### SUPPLIED DATA:
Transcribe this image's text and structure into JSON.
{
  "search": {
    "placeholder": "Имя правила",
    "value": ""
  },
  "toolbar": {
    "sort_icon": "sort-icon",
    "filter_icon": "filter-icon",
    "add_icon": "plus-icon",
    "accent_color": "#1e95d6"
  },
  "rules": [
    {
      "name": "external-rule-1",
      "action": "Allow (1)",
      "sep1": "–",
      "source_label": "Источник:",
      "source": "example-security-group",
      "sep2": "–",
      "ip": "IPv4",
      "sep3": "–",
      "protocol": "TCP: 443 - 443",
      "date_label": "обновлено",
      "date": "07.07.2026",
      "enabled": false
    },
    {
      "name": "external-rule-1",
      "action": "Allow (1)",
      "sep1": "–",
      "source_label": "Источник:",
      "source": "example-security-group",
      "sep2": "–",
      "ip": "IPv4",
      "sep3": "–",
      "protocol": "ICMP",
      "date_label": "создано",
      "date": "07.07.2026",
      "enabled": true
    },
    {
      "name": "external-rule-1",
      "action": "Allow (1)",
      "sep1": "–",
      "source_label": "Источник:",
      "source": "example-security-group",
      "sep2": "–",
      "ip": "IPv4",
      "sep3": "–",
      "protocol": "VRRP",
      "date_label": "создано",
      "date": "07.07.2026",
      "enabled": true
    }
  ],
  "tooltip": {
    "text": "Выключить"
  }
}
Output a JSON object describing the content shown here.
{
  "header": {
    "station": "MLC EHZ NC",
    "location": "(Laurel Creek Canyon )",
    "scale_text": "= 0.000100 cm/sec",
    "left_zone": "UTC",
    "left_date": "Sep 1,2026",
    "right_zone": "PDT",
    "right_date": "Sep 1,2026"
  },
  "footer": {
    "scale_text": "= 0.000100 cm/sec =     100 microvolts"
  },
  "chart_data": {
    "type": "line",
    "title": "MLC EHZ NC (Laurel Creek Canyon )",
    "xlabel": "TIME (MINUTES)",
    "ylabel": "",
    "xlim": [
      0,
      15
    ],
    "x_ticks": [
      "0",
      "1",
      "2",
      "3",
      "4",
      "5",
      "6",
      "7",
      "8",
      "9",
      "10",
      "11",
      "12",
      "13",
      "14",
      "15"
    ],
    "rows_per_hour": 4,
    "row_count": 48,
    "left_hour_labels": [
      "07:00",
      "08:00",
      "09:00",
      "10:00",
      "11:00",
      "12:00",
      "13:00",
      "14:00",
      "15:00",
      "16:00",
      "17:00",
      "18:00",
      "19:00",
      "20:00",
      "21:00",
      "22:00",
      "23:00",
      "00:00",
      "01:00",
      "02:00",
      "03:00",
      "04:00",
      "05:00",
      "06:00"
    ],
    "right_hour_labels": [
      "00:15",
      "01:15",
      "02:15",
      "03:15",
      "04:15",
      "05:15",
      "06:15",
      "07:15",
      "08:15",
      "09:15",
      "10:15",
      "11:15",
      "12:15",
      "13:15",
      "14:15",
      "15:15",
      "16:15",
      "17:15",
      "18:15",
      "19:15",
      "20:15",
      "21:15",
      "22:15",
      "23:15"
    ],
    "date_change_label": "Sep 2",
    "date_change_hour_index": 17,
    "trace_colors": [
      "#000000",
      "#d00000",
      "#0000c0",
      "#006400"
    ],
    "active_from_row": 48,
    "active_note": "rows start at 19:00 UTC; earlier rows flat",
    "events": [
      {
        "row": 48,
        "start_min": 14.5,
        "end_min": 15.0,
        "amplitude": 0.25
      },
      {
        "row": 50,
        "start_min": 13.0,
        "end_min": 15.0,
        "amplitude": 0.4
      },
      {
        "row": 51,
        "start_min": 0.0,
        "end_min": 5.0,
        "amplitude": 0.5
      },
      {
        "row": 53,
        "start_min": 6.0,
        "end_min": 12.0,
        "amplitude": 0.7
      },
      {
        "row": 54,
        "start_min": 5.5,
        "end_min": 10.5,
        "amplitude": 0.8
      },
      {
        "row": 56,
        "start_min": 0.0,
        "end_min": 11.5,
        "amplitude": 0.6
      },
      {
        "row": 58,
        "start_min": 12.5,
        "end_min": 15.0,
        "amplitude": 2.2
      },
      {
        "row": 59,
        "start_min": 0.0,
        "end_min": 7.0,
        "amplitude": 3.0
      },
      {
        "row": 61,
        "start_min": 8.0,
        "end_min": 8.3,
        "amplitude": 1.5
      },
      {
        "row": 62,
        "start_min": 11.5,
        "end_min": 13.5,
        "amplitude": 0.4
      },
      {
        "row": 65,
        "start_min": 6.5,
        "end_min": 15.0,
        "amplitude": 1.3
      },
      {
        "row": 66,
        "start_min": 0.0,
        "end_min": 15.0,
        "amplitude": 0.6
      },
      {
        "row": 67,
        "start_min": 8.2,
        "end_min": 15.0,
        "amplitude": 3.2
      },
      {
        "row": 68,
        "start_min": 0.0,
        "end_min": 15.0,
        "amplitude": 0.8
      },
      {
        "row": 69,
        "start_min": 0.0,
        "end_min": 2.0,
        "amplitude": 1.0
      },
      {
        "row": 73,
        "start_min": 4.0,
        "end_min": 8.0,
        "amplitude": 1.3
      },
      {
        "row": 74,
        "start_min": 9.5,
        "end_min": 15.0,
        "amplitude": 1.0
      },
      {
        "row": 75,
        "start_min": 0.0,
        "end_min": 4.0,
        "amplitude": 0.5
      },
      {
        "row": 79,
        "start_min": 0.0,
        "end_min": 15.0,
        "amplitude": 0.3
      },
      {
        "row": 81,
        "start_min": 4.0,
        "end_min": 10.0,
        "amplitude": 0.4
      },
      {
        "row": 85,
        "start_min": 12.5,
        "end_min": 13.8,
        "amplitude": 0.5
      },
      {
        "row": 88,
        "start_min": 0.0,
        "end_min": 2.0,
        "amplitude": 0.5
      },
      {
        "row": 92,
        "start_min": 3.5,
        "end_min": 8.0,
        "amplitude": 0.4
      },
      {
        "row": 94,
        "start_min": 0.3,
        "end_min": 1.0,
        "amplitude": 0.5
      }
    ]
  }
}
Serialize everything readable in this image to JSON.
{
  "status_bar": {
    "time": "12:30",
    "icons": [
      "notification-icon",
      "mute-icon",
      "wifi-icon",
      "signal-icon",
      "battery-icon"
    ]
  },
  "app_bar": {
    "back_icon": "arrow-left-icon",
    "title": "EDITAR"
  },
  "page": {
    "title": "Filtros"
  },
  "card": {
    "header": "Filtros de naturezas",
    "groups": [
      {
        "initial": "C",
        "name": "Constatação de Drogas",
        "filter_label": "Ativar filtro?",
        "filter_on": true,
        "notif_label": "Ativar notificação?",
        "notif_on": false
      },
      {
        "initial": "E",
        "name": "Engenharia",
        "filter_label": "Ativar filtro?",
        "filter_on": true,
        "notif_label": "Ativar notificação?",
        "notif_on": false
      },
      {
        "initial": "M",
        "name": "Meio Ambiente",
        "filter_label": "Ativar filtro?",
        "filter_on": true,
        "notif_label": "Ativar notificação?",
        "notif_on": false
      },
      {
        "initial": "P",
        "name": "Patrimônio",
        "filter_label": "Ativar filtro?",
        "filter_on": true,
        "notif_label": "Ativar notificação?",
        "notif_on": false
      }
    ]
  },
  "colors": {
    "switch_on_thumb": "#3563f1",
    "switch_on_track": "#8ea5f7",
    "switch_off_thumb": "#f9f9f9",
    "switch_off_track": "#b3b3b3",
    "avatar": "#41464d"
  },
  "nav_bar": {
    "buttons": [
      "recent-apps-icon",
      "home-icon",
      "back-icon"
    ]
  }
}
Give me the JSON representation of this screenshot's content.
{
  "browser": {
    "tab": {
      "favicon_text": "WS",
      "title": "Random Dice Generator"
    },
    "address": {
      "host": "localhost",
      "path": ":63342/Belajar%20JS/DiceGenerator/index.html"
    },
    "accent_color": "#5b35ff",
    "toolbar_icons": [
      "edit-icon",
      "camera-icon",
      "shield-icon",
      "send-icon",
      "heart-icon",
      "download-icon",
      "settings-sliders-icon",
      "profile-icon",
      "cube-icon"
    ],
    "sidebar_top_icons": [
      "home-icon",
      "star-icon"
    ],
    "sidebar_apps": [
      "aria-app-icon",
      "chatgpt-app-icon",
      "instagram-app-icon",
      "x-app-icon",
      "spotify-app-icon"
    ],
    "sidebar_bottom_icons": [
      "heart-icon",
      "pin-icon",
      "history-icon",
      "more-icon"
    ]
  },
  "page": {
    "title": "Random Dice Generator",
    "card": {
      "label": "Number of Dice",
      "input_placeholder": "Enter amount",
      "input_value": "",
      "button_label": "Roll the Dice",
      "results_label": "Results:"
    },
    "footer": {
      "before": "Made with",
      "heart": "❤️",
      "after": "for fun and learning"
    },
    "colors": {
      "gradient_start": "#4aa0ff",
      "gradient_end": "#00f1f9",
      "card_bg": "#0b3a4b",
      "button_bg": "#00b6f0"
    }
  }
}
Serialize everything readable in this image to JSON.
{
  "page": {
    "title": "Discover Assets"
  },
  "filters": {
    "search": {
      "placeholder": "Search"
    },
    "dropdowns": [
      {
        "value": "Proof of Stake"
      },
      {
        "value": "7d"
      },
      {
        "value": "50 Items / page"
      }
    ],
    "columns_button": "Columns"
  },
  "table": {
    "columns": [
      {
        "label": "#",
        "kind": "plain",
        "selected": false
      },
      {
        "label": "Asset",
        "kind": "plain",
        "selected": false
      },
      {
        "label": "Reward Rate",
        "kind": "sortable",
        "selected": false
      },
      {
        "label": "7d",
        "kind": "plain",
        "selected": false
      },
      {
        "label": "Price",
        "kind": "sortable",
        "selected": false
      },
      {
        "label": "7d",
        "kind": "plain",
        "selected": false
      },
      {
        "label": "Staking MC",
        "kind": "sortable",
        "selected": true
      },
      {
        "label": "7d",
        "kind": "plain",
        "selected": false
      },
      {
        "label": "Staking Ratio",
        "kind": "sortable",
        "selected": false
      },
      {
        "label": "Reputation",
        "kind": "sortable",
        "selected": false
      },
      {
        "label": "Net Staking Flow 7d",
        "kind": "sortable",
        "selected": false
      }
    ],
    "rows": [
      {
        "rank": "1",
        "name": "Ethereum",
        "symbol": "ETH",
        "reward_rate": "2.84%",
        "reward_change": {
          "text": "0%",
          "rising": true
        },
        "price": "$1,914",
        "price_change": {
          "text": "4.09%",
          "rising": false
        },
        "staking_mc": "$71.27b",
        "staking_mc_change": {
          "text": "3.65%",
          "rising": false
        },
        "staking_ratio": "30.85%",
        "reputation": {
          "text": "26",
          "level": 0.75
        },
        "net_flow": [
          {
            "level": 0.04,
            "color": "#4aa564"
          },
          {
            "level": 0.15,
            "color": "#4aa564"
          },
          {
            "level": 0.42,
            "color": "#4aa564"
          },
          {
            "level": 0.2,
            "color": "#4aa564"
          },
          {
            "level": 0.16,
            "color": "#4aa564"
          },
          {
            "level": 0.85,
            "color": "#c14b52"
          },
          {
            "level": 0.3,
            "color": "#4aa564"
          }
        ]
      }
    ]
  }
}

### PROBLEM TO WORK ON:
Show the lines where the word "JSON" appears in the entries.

### SOLUTION TO THIS PROBLEM:
Transcribe this image's text and structure into JSON.
Output a JSON object describing the content shown here.
Serialize everything readable in this image to JSON.
Give me the JSON representation of this screenshot's content.
Serialize everything readable in this image to JSON.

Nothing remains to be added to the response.